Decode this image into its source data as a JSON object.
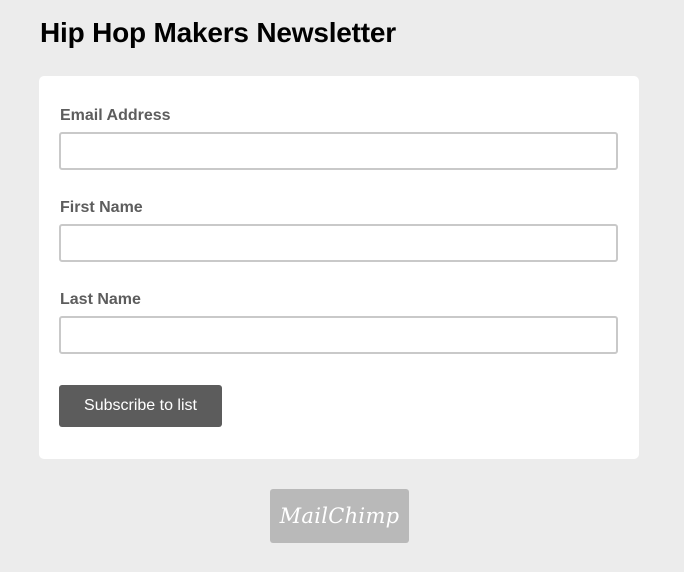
{
  "page": {
    "title": "Hip Hop Makers Newsletter"
  },
  "form": {
    "fields": [
      {
        "label": "Email Address",
        "value": "",
        "placeholder": ""
      },
      {
        "label": "First Name",
        "value": "",
        "placeholder": ""
      },
      {
        "label": "Last Name",
        "value": "",
        "placeholder": ""
      }
    ],
    "submit_label": "Subscribe to list"
  },
  "footer": {
    "badge_text": "MailChimp"
  },
  "colors": {
    "background": "#ececec",
    "card": "#ffffff",
    "label": "#5d5d5d",
    "input_border": "#c9c9c9",
    "button": "#5c5c5c",
    "badge": "#b9b9b9"
  }
}
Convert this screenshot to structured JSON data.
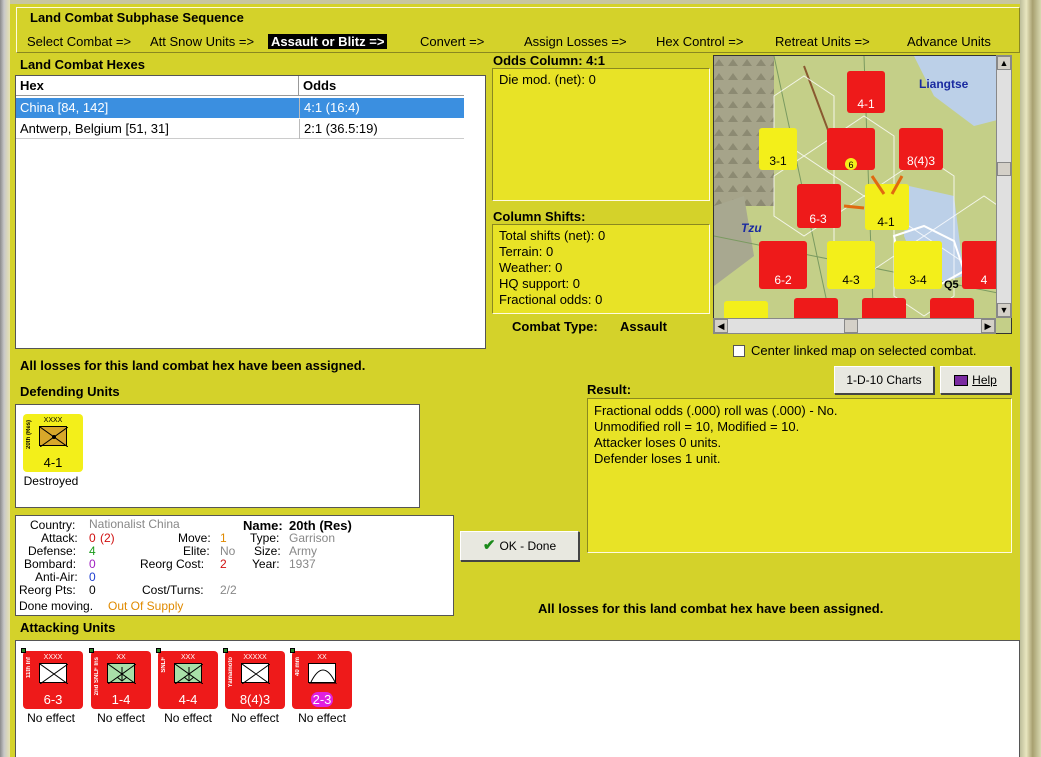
{
  "sequence": {
    "title": "Land Combat Subphase Sequence",
    "steps": [
      "Select Combat =>",
      "Att Snow Units =>",
      "Assault or Blitz =>",
      "Convert =>",
      "Assign Losses =>",
      "Hex Control =>",
      "Retreat Units =>",
      "Advance Units"
    ],
    "active_step": "Assault or Blitz =>"
  },
  "hexes": {
    "label": "Land Combat Hexes",
    "col_hex": "Hex",
    "col_odds": "Odds",
    "rows": [
      {
        "hex": "China [84, 142]",
        "odds": "4:1 (16:4)",
        "selected": true
      },
      {
        "hex": "Antwerp, Belgium [51, 31]",
        "odds": "2:1 (36.5:19)",
        "selected": false
      }
    ]
  },
  "odds": {
    "title": "Odds Column: 4:1",
    "die_mod": "Die mod. (net): 0"
  },
  "shifts": {
    "title": "Column Shifts:",
    "lines": [
      "Total shifts (net): 0",
      "Terrain: 0",
      "Weather: 0",
      "HQ support: 0",
      "Fractional odds: 0"
    ]
  },
  "combat_type": {
    "label": "Combat Type:",
    "value": "Assault"
  },
  "map": {
    "labels": [
      "Liangtse",
      "Tzu",
      "Q5"
    ],
    "counters": [
      "4-1",
      "3-1",
      "6",
      "8(4)3",
      "6-3",
      "4-1",
      "6-2",
      "4-3",
      "3-4",
      "4"
    ]
  },
  "center_linked": "Center linked map on selected combat.",
  "buttons": {
    "charts": "1-D-10 Charts",
    "help": "Help",
    "ok": "OK - Done"
  },
  "messages": {
    "losses_assigned": "All losses for this land combat hex have been assigned.",
    "losses_assigned_2": "All losses for this land combat hex have been assigned."
  },
  "defending": {
    "label": "Defending Units",
    "units": [
      {
        "name": "20th (Res)",
        "size": "XXXX",
        "strength": "4-1",
        "status": "Destroyed"
      }
    ]
  },
  "result": {
    "label": "Result:",
    "lines": [
      "Fractional odds (.000) roll was (.000)  - No.",
      "Unmodified roll = 10, Modified = 10.",
      "Attacker loses 0 units.",
      "Defender loses 1 unit."
    ]
  },
  "unit_info": {
    "country_label": "Country:",
    "country": "Nationalist China",
    "attack_label": "Attack:",
    "attack": "0",
    "attack_mod": "(2)",
    "defense_label": "Defense:",
    "defense": "4",
    "bombard_label": "Bombard:",
    "bombard": "0",
    "antiair_label": "Anti-Air:",
    "antiair": "0",
    "reorg_label": "Reorg Pts:",
    "reorg": "0",
    "done_moving": "Done moving.",
    "supply": "Out Of Supply",
    "move_label": "Move:",
    "move": "1",
    "elite_label": "Elite:",
    "elite": "No",
    "reorg_cost_label": "Reorg Cost:",
    "reorg_cost": "2",
    "cost_turns_label": "Cost/Turns:",
    "cost_turns": "2/2",
    "name_label": "Name:",
    "name": "20th (Res)",
    "type_label": "Type:",
    "type": "Garrison",
    "size_label": "Size:",
    "size": "Army",
    "year_label": "Year:",
    "year": "1937"
  },
  "attacking": {
    "label": "Attacking Units",
    "units": [
      {
        "name": "11th Inf",
        "size": "XXXX",
        "strength": "6-3",
        "status": "No effect"
      },
      {
        "name": "2nd SNLF Ins",
        "size": "XX",
        "strength": "1-4",
        "status": "No effect"
      },
      {
        "name": "SNLF",
        "size": "XXX",
        "strength": "4-4",
        "status": "No effect"
      },
      {
        "name": "Yamamoto",
        "size": "XXXXX",
        "strength": "8(4)3",
        "status": "No effect"
      },
      {
        "name": "40 mm",
        "size": "XX",
        "strength": "2-3",
        "status": "No effect"
      }
    ]
  },
  "colors": {
    "panel": "#d4d22a",
    "box": "#e8e326",
    "selected": "#3b8fe0"
  }
}
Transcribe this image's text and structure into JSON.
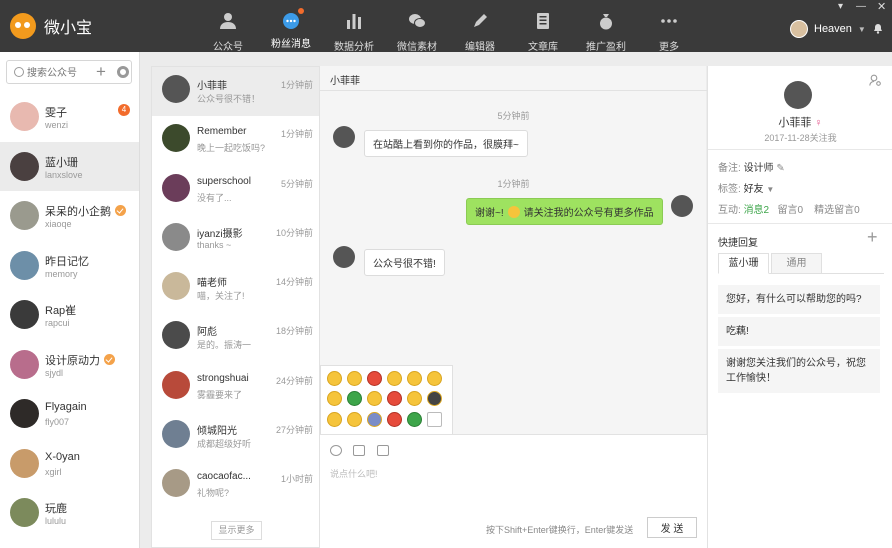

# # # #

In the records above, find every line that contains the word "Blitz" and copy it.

Task output:
      "Assault or Blitz =>",
    "active_step": "Assault or Blitz =>"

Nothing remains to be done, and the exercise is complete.